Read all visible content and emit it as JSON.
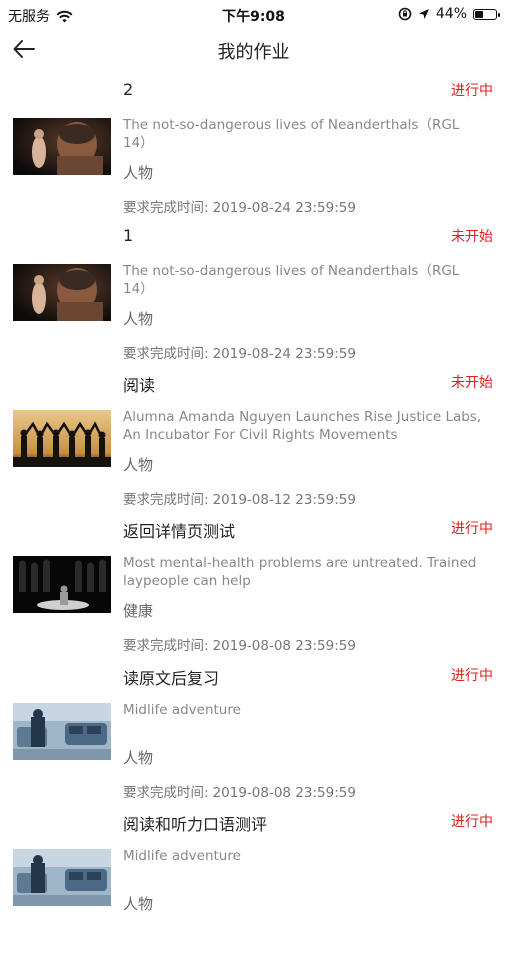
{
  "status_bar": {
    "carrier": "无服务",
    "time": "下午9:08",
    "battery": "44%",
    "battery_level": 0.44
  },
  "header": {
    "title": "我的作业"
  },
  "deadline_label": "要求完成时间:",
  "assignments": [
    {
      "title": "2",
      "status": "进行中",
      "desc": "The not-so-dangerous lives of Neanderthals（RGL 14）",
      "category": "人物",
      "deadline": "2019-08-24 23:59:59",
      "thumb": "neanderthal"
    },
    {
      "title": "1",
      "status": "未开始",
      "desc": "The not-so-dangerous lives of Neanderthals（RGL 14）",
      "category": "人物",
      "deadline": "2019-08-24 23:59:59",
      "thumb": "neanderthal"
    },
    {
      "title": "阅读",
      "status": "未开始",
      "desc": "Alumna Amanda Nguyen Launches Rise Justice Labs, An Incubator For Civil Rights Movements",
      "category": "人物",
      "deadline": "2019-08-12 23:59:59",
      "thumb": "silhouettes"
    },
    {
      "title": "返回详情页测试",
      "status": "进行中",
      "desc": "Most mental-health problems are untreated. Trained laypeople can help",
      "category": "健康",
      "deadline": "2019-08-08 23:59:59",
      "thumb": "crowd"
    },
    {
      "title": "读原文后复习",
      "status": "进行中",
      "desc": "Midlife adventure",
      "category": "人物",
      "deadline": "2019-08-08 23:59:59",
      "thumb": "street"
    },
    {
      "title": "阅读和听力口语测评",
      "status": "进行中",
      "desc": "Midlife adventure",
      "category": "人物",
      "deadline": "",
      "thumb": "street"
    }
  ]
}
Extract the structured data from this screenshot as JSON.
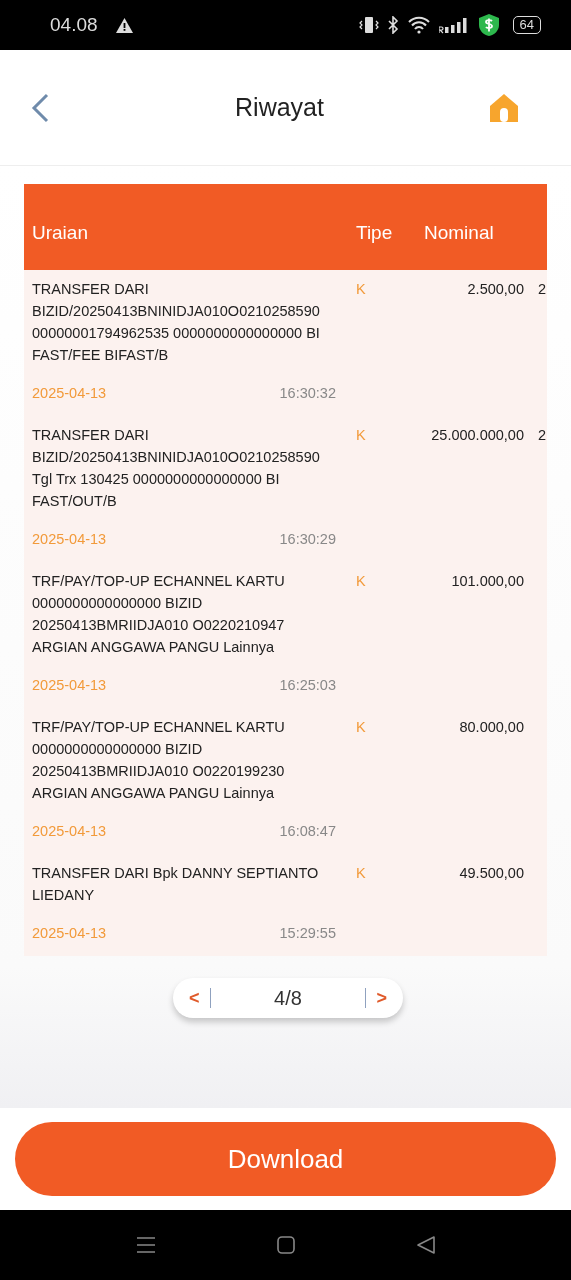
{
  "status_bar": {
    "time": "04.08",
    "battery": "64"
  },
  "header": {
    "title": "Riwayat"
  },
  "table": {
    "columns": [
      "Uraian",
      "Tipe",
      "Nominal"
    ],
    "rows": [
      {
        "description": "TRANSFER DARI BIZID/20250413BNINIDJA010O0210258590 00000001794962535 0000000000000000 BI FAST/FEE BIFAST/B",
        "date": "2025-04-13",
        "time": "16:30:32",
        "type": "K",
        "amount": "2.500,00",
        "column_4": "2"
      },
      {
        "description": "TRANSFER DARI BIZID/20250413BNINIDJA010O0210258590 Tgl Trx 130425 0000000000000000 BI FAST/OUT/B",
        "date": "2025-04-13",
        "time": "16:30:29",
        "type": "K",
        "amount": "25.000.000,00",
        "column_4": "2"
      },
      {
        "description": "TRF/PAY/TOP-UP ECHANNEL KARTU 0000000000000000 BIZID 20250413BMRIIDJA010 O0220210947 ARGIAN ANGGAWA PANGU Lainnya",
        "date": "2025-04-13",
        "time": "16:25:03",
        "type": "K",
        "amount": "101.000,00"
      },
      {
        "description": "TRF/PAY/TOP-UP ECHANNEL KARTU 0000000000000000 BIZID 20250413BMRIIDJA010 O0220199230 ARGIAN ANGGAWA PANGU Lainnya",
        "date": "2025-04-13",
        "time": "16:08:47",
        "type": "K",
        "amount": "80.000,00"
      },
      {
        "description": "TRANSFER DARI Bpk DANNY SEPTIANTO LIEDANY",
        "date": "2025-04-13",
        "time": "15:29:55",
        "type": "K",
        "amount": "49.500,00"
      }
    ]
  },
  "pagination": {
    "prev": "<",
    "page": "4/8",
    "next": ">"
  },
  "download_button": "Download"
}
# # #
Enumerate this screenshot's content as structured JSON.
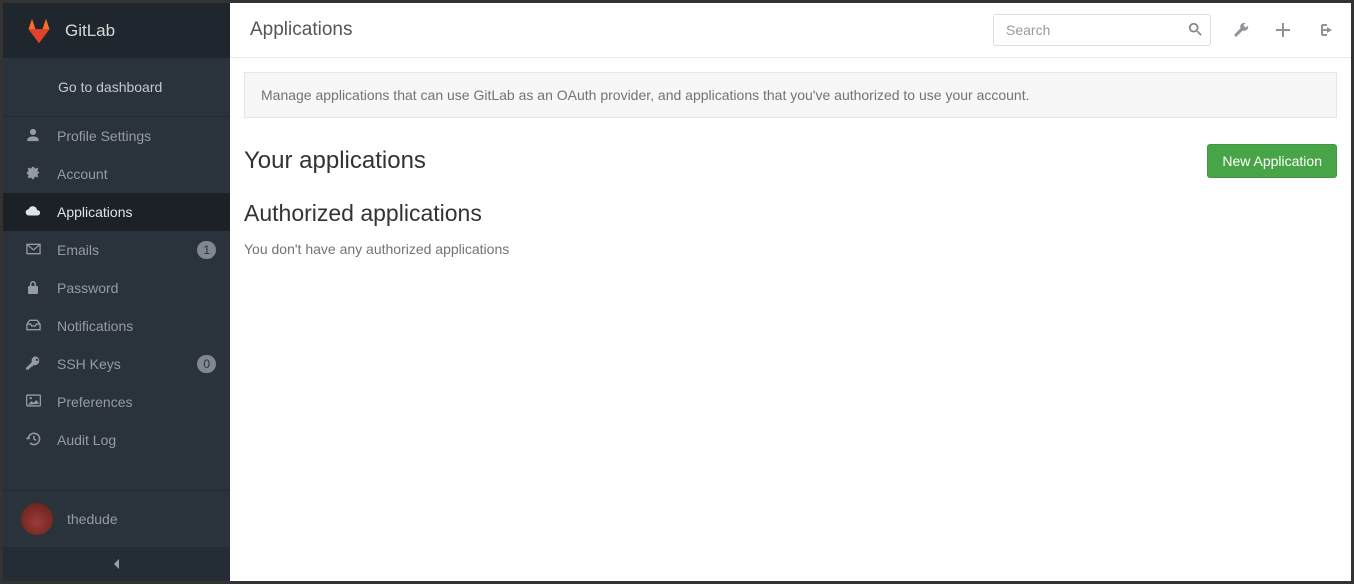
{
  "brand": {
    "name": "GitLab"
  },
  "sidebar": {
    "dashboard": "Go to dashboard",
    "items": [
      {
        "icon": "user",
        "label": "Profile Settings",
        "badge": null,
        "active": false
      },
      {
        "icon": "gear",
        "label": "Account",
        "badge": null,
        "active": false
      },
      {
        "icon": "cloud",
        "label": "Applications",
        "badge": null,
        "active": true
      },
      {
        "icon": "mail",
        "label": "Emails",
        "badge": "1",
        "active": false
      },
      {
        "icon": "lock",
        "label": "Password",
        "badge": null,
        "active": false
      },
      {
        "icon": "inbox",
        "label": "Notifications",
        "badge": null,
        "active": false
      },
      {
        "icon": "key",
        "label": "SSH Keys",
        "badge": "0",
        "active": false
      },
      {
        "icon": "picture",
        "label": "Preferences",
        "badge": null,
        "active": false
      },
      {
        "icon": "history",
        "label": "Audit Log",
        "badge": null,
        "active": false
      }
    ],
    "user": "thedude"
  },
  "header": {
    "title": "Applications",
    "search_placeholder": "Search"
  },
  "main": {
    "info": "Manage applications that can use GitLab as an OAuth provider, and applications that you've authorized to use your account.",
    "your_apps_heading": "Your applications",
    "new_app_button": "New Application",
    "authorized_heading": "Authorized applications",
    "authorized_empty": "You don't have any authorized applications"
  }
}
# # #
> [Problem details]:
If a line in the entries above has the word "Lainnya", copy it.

> [Output of the task]:
        "description": "TRF/PAY/TOP-UP ECHANNEL KARTU 0000000000000000 BIZID 20250413BMRIIDJA010 O0220210947 ARGIAN ANGGAWA PANGU Lainnya",
        "description": "TRF/PAY/TOP-UP ECHANNEL KARTU 0000000000000000 BIZID 20250413BMRIIDJA010 O0220199230 ARGIAN ANGGAWA PANGU Lainnya",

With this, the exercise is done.